▶ ACTIVITY
Please copy each line below that contains the word "COMPLETE".

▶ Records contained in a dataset
---------------

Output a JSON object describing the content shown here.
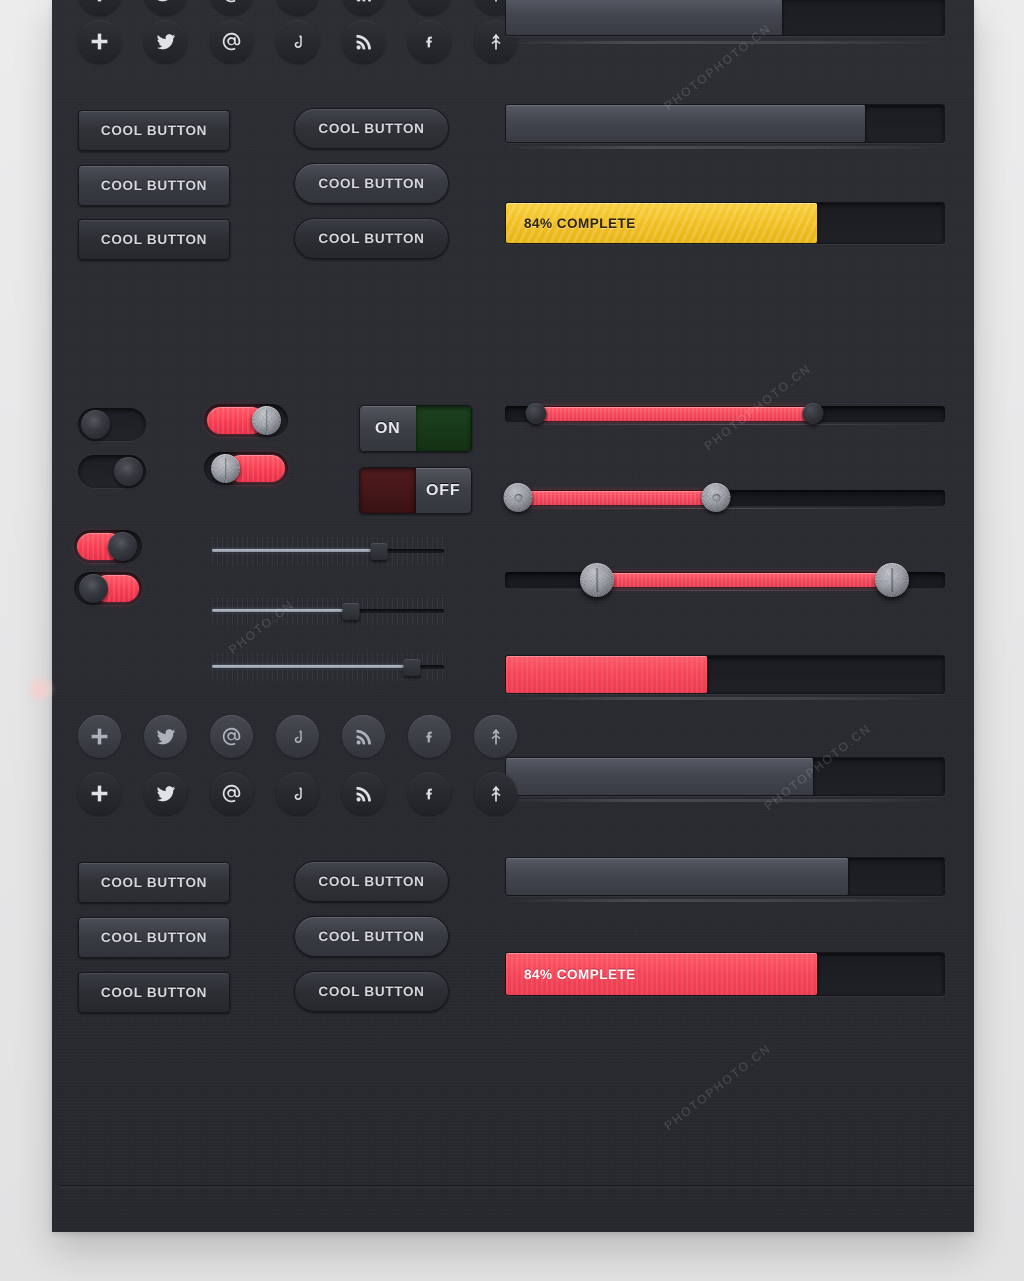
{
  "theme": {
    "panel_bg": "#2a2c32",
    "page_bg": "#e8e8e9",
    "accent_red": "#f4465a",
    "accent_yellow": "#f2c024",
    "accent_green": "#1d4220",
    "text_light": "#d6d9de"
  },
  "labels": {
    "cool_button": "COOL BUTTON",
    "on": "ON",
    "off": "OFF",
    "progress_yellow": "84% COMPLETE",
    "progress_red": "84% COMPLETE"
  },
  "icons": {
    "names": [
      "plus-icon",
      "twitter-icon",
      "at-email-icon",
      "dribbble-icon",
      "rss-icon",
      "facebook-icon",
      "forrst-arrow-icon"
    ]
  },
  "icon_rows": [
    {
      "name": "icon-row-top-cropped",
      "style": "dark",
      "count": 7
    },
    {
      "name": "icon-row-dark-upper",
      "style": "dark",
      "count": 7
    },
    {
      "name": "icon-row-light",
      "style": "light",
      "count": 7
    },
    {
      "name": "icon-row-dark-lower",
      "style": "dark",
      "count": 7
    }
  ],
  "buttons_top": [
    {
      "name": "button-rect-1",
      "label": "COOL BUTTON",
      "shape": "rect",
      "variant": "v1"
    },
    {
      "name": "button-rect-2",
      "label": "COOL BUTTON",
      "shape": "rect",
      "variant": "v2"
    },
    {
      "name": "button-rect-3",
      "label": "COOL BUTTON",
      "shape": "rect",
      "variant": "v3"
    },
    {
      "name": "button-round-1",
      "label": "COOL BUTTON",
      "shape": "round",
      "variant": "v1"
    },
    {
      "name": "button-round-2",
      "label": "COOL BUTTON",
      "shape": "round",
      "variant": "v2"
    },
    {
      "name": "button-round-3",
      "label": "COOL BUTTON",
      "shape": "round",
      "variant": "v3"
    }
  ],
  "buttons_bottom": [
    {
      "name": "button-rect-4",
      "label": "COOL BUTTON",
      "shape": "rect",
      "variant": "v1"
    },
    {
      "name": "button-rect-5",
      "label": "COOL BUTTON",
      "shape": "rect",
      "variant": "v2"
    },
    {
      "name": "button-rect-6",
      "label": "COOL BUTTON",
      "shape": "rect",
      "variant": "v3"
    },
    {
      "name": "button-round-4",
      "label": "COOL BUTTON",
      "shape": "round",
      "variant": "v1"
    },
    {
      "name": "button-round-5",
      "label": "COOL BUTTON",
      "shape": "round",
      "variant": "v2"
    },
    {
      "name": "button-round-6",
      "label": "COOL BUTTON",
      "shape": "round",
      "variant": "v3"
    }
  ],
  "progress_bars": [
    {
      "name": "progress-grey-1",
      "percent": 63,
      "fill": "grey",
      "label": ""
    },
    {
      "name": "progress-grey-2",
      "percent": 82,
      "fill": "grey",
      "label": ""
    },
    {
      "name": "progress-yellow",
      "percent": 71,
      "fill": "yellow",
      "label": "84% COMPLETE"
    },
    {
      "name": "progress-red-partial",
      "percent": 46,
      "fill": "red",
      "label": ""
    },
    {
      "name": "progress-grey-3",
      "percent": 70,
      "fill": "grey",
      "label": ""
    },
    {
      "name": "progress-grey-4",
      "percent": 78,
      "fill": "grey",
      "label": ""
    },
    {
      "name": "progress-red",
      "percent": 71,
      "fill": "red",
      "label": "84% COMPLETE"
    }
  ],
  "toggles": [
    {
      "name": "toggle-dark-off",
      "state": "off",
      "fill": "none",
      "knob": "dark"
    },
    {
      "name": "toggle-dark-on",
      "state": "on",
      "fill": "none",
      "knob": "dark"
    },
    {
      "name": "toggle-red-metal-on",
      "state": "on",
      "fill": "red",
      "knob": "metal"
    },
    {
      "name": "toggle-red-metal-off",
      "state": "off",
      "fill": "red",
      "knob": "metal"
    },
    {
      "name": "toggle-red-dark-on",
      "state": "on",
      "fill": "red",
      "knob": "dark"
    },
    {
      "name": "toggle-red-dark-off",
      "state": "off",
      "fill": "red",
      "knob": "dark"
    }
  ],
  "switches": [
    {
      "name": "switch-on",
      "label": "ON",
      "state": "on",
      "pad": "green"
    },
    {
      "name": "switch-off",
      "label": "OFF",
      "state": "off",
      "pad": "red"
    }
  ],
  "thin_sliders": [
    {
      "name": "thin-slider-1",
      "value": 72
    },
    {
      "name": "thin-slider-2",
      "value": 60
    },
    {
      "name": "thin-slider-3",
      "value": 86
    }
  ],
  "range_sliders": [
    {
      "name": "range-slider-1",
      "low": 7,
      "high": 70,
      "handle": "small"
    },
    {
      "name": "range-slider-2",
      "low": 3,
      "high": 48,
      "handle": "med"
    },
    {
      "name": "range-slider-3",
      "low": 21,
      "high": 88,
      "handle": "big"
    }
  ],
  "watermark": {
    "text_a": "PHOTOPHOTO.CN",
    "text_b": "PHOTOPHOTO.CN",
    "text_c": "PHOTOPHOTO.CN",
    "text_d": "PHOTO.CN",
    "text_e": "PHOTOPHOTO.CN"
  }
}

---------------

▶ EXERCISE OUTPUT
    "progress_yellow": "84% COMPLETE",
    "progress_red": "84% COMPLETE"
      "label": "84% COMPLETE"
      "label": "84% COMPLETE"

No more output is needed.